• Source records
▬▬▬▬▬▬
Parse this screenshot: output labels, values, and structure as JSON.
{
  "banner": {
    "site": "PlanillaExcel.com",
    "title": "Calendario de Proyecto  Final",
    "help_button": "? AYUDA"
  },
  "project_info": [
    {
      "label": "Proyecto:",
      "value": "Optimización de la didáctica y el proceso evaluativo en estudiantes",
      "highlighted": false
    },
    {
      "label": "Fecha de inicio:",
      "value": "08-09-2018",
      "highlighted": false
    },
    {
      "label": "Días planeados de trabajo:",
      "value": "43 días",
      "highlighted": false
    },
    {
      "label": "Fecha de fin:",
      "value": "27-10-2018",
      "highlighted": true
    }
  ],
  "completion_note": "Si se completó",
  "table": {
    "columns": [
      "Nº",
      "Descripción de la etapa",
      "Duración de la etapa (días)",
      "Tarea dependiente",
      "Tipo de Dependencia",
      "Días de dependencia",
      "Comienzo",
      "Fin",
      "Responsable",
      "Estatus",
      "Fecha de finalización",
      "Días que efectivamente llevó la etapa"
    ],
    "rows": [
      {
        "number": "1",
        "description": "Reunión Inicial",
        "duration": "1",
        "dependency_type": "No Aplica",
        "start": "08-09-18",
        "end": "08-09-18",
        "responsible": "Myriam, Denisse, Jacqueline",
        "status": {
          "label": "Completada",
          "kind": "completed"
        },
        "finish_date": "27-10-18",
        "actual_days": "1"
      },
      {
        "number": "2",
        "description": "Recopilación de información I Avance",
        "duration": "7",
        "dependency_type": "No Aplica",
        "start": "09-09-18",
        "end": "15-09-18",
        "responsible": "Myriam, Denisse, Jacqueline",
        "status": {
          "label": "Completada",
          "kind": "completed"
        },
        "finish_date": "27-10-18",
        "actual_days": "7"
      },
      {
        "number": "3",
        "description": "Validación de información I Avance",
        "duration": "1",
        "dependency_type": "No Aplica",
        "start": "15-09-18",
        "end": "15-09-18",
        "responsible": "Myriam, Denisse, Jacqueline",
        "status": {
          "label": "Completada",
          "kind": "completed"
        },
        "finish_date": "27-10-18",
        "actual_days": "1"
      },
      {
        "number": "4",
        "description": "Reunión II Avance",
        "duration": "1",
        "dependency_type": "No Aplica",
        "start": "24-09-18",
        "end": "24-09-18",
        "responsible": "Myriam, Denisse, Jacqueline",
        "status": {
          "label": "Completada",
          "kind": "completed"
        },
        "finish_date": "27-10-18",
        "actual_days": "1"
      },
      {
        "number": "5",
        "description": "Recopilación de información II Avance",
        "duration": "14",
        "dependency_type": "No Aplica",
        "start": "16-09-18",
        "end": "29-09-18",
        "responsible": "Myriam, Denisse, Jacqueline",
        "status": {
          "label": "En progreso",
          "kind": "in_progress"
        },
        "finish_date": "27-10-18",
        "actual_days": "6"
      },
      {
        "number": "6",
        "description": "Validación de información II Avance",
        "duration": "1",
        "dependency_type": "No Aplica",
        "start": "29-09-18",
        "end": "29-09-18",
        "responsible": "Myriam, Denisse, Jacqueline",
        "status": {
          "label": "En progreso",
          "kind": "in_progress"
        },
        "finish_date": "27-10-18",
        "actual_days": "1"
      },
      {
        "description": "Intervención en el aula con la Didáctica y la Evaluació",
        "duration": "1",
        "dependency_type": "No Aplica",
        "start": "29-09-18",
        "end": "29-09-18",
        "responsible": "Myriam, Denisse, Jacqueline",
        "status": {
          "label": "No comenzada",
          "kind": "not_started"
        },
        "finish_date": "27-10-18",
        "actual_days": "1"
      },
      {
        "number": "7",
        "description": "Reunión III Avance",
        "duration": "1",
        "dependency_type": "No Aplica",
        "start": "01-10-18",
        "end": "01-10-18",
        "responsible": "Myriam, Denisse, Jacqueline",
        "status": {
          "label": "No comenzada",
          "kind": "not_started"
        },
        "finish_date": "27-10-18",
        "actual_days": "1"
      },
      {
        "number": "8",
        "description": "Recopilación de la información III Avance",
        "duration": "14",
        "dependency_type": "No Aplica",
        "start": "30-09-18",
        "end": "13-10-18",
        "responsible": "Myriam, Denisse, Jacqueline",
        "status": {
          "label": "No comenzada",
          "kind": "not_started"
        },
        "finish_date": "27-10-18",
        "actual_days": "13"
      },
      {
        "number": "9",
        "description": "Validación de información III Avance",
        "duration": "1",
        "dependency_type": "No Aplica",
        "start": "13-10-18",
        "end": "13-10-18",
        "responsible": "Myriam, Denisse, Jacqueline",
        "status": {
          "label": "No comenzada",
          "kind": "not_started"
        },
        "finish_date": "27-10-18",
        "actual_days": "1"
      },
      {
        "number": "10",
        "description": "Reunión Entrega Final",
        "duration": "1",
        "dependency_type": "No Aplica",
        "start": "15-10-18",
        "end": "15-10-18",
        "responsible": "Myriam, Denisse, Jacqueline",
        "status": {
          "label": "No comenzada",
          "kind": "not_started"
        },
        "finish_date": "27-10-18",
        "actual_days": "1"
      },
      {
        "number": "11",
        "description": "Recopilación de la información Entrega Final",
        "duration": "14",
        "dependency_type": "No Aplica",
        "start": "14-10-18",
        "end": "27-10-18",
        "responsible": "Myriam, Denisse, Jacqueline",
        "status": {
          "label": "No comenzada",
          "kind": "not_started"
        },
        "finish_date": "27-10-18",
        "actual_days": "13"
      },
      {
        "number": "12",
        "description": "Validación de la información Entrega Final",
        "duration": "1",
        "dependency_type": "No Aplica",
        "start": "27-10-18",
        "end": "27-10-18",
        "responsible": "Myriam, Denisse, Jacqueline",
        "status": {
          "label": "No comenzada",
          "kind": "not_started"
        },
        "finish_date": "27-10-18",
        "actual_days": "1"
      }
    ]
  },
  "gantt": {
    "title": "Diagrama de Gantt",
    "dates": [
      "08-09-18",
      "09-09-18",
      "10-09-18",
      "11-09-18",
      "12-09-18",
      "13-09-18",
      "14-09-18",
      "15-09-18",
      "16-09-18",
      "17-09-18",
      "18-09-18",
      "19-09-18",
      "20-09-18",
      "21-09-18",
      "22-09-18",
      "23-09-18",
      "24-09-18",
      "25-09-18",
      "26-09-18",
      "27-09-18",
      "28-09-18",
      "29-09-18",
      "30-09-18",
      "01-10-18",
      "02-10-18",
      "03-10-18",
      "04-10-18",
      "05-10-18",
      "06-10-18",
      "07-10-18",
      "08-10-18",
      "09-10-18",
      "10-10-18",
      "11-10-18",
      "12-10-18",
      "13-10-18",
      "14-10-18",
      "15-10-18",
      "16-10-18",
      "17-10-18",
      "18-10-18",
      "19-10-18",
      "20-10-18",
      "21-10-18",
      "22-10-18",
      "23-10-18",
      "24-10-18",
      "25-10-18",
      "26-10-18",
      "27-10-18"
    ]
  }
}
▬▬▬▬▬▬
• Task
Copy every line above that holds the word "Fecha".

• Task result
      "label": "Fecha de inicio:",
      "label": "Fecha de fin:",
      "Fecha de finalización",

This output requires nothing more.